“We had everything ready to go and then we were in lockdown,” Torres said. “We thought two weeks would’ve been tolerable as we can reopen in April. But then it continued on and on.”
Torres said he signed a 12-month lease with monthly rent of more than $4,000 before the pandemic. But now Torres can no longer pay rent and has decided to throw in the towel.
Minorities have an entrepreneurial spirit, one lawmaker said, but face more risks in business.
“They have small companies that are mom-and-pop and, unfortunately, some are service-related and are at a higher risk,” said San Jose Councilmember Johnny Khamis.
Khamis chairs the City Council’s economic development committee and was a small-business owner for 20 years. He said he worries about the predicament businesses are facing.
“Let’s face it. Nobody wants to dine outside when the temperature is 40 degrees,” Khamis said.
Santa Clara County this week will close indoor dining after an alarming surge in new COVID-19 cases and hospitalizations. The state moved the county to the most restrictive purple reopening tier.
Newly-opened Paper Moon Café on North 2nd Street in San Jose is facing similar challenges, but the owner remains optimistic.
“By next year we’re going to hopefully be in a situation where we can afford rent,” owner Jerry Wang said. “As soon as we got the keys on a Friday in March, we had to shelter in place afterwards.”
During the second month of the shutdown, the Taiwanese-American business owner established a drinks donation program, dropping off refreshments to first responders and nurses around the Bay Area.
Then, during the Black Lives Matter protests downtown in May, Wang participated in a program called Feed the Block, providing ice water, tea and coffee to activists.
Support from the community and the city has helped Paper Moon Café stay afloat, Wang added.
Programs such as San Jose Al Fresco, which provides guidance and resources for local businesses to operate outdoors, have helped, he said.
But as winter approaches, the program may face challenges due to cold weather discouraging people from eating or shopping outdoors.
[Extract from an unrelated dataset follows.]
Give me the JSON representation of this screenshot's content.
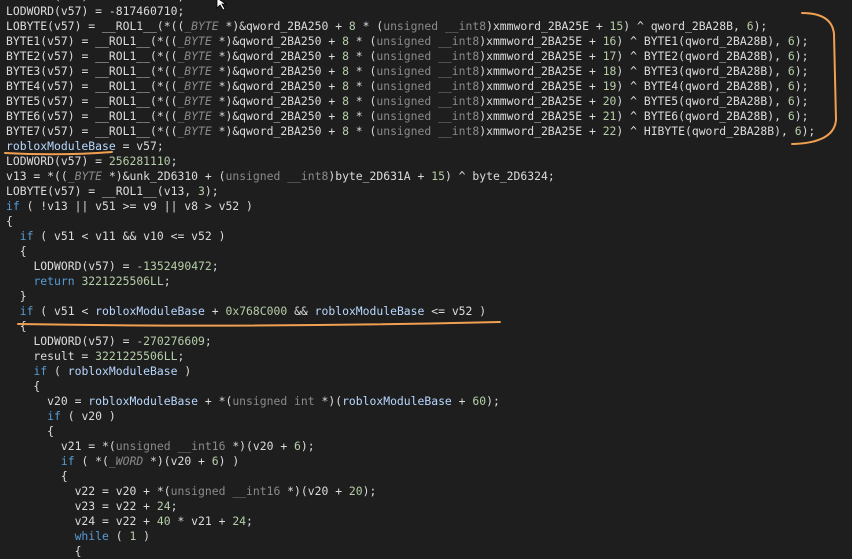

“People may not have the infrastructure ready to continue Al Fresco,” said Jesus Flores, president of the Latino Business Foundation of Silicon Valley.
Flores is surveying small, minority-owned businesses in San Jose to assess their needs and how they’ve been impacted by COVID-19.
“Once the results are finalized by the end of the month, we will put a specific program that will support small businesses that are open, but not at full capacity, and need to survive or those that are not able to open, such as banquet halls,” Flores said.
Flores is working with the city’s Office of Economic Development to help small businesses renegotiate leases and buy equipment.
“We know that our businesses are suffering,” he said, “but I know our business community is resilient.”
Contact Eugene Luu at [email protected] or follow @StoriesOfEugene on Twitter